Over 6 million car accidents occur on the roads of the United States every year. Of these accidents, about 40% are rear-end auto crashes. In Florida, the statistic is a little higher; with about 50% of all car accidents being rear-end crashes. Here is an overview of rear-end auto collisions.
Common Causes of Rear-end Accidents
Florida law requires drivers to stay a prudent or safe distance behind the vehicle in front of them. When a driver tailgates, or follows the car in front of them too closely, they often cannot stop quickly enough when the driver in front of them brakes or suddenly stops. Tailgating is one of the leading causes of rear-end auto accidents.
Today, there are a variety of distractions for drivers that cause them to take their focus off the road. Distractions from eating, putting on makeup, listening to loud music, talking on cell phones, conversing with passengers, and looking towards the backseat to check on small children are common ways for drivers to take their eyes off the road ahead. All it takes is a second for drivers to become distracted and miss the car stopping in front of them. This can lead to a rear-end car accident.
Inclement weather conditions, such as rain, snow, slush, ice, high winds and fog can affect a driver’s ability to see ahead, stop in time, and to keep their car within their lane – which can lead to a rear-end collision. Drivers should adjust their speed and following distance to accommodate poor weather conditions.
Sudden car accidents cause everyone behind the crash to stop suddenly. Unfortunately, it is not always possible to stop in time or evade the accident by quickly switching lanes. This is also a common cause of rear-end auto accidents, and can lead to major highway pile-ups.
Common Injuries In Rear-end Collisions
Whiplash refers to the pain and stiffness in the neck and shoulder area that occurs when the neck, shoulder and spine suddenly and violently ‘snap’ beyond their normal range. According to the National Safety Council, 20 % of all individuals involved in a rear-end accident suffer a whiplash injury. Of those people, 80% experience pain and soreness that lasts longer than a week.
Even at lower speeds, the force of impact from rear-end crashes can cause compression of your spine and the disks located in your spinal column. This is commonly referred to as disk herniation. The resulting pain and soreness from spinal injuries can be excruciating.
Face & Head Injuries
Many rear-end car accidents occur at speeds of less than 20 miles per hour, which likely will not cause your airbags to deploy. In these collisions, your face can smash into the steering wheel or dashboard upon impact, causing injury to your face and neck.
In rear-end crashes at speeds of greater than 20 miles per hour, your airbags will deploy and can cause burning to your face and scalp areas.
Seatbelts and child harnesses, when worn correctly, are supposed to instantly and firmly hold your torso so that you do not slam into the steering wheel, console, dashboard, windshield, and seat(s) in front of you upon impact. While the injuries sustained without wearing your seatbelt would be much more grave or even fatal in a rear-end collision, seatbelt injuries do occur.
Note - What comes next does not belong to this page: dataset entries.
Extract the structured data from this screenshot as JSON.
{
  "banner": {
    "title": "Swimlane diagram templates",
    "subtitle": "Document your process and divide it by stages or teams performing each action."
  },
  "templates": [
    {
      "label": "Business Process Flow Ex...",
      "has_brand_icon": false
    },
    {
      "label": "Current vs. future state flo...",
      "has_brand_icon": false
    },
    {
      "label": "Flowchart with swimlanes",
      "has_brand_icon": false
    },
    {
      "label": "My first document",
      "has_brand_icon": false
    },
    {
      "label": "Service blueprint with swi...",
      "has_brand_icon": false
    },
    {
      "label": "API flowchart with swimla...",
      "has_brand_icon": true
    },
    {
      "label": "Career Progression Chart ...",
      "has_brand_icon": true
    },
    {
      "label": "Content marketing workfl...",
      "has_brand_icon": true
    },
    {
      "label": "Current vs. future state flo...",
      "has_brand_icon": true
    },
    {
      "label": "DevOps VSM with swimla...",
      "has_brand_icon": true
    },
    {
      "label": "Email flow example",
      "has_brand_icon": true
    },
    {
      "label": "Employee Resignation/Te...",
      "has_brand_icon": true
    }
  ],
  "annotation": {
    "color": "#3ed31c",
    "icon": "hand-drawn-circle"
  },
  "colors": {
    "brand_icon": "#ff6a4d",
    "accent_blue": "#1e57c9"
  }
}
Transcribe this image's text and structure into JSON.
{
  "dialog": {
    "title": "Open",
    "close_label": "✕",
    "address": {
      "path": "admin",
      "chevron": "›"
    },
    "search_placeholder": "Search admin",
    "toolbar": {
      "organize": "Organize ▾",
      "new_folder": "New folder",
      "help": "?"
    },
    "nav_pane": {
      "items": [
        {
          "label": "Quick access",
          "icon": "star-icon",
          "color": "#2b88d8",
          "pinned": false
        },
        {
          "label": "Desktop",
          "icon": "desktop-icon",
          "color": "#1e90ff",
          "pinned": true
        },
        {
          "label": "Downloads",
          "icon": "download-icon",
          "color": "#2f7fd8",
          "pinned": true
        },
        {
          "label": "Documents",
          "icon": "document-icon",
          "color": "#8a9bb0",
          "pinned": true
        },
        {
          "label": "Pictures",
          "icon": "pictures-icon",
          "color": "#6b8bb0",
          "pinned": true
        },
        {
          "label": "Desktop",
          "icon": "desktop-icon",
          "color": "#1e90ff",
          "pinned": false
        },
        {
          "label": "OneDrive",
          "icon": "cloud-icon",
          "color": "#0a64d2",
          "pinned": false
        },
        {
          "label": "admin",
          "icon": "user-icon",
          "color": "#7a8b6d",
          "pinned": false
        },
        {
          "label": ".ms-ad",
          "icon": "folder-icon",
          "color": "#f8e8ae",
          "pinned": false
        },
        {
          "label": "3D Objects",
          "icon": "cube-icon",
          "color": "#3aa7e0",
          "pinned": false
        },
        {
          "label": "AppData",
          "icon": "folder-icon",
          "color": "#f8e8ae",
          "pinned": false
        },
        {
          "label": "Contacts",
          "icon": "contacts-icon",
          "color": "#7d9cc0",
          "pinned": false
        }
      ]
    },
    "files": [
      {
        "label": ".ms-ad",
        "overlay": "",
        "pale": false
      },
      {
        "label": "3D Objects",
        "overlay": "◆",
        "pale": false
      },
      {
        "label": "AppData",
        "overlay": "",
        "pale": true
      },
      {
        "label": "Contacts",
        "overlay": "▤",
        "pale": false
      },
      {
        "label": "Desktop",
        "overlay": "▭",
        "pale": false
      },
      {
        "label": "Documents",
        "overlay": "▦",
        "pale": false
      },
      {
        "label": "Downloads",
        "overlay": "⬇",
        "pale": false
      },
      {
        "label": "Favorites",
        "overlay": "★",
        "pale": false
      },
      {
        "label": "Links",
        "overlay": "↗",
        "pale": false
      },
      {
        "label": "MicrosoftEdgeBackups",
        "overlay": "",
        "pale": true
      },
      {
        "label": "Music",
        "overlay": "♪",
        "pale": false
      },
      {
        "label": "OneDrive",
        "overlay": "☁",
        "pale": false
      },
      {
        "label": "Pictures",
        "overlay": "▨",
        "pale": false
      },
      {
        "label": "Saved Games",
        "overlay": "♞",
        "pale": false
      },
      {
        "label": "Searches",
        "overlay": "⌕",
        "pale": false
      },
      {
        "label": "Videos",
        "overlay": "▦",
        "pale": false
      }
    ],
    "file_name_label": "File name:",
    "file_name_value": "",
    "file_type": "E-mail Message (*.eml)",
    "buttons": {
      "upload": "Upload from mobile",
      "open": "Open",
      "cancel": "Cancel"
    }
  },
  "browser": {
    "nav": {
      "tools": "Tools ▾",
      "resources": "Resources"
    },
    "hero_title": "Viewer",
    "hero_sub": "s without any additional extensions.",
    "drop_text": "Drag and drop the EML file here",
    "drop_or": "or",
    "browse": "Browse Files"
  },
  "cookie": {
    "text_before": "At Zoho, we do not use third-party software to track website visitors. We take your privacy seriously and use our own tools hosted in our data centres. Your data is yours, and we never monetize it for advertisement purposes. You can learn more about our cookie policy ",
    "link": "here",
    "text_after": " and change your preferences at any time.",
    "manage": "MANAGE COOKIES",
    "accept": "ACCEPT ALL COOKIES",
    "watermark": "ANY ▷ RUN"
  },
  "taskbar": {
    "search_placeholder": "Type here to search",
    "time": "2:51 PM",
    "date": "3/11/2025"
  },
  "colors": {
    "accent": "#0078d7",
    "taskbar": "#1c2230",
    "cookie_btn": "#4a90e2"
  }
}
Most commonly, the seatbelt can lacerate or cut your skin and bruise your hip, chest and torso areas in a rear-end accident.
Who’s At Fault?
All drivers have a legal obligation to drive safely. Drivers must follow the traffic laws, refrain from speeding, tailgating and driving recklessly, adjust their speed and following distance in poor weather conditions, and maintain their vehicles in working order to avoid accidents.
When a driver breaches their duty to drive safely, they are negligent. In rear-end collisions, this can be because the driver took their eyes off the road, was tailgating and couldn’t stop quickly enough, or their brakes failed because they did not have the brake fluid checked or brake pads replaced.
When a driver’s negligence results in striking your car from behind, you have a legal right to compensation for your injuries sustained in the rear-end collision. Of course, it is possible that you or another driver was also negligent in the accident. If you are partially at fault, your damages will likely be reduced by the percentage that your own negligence caused the accident.
Determining who is at fault in your rear-end auto accident can be sticky, and insurance companies love to deny claims in order to avoid shelling out any money. If you have been injured in a rear-end auto accident, or any type of car collision, you should hire a qualified personal injury attorney.
Board Certified Personal Injury attorney Bryan Caulfield has decades of experience in personal injury law and car accident cases. Call Bryan Caulfield today for a free consultation.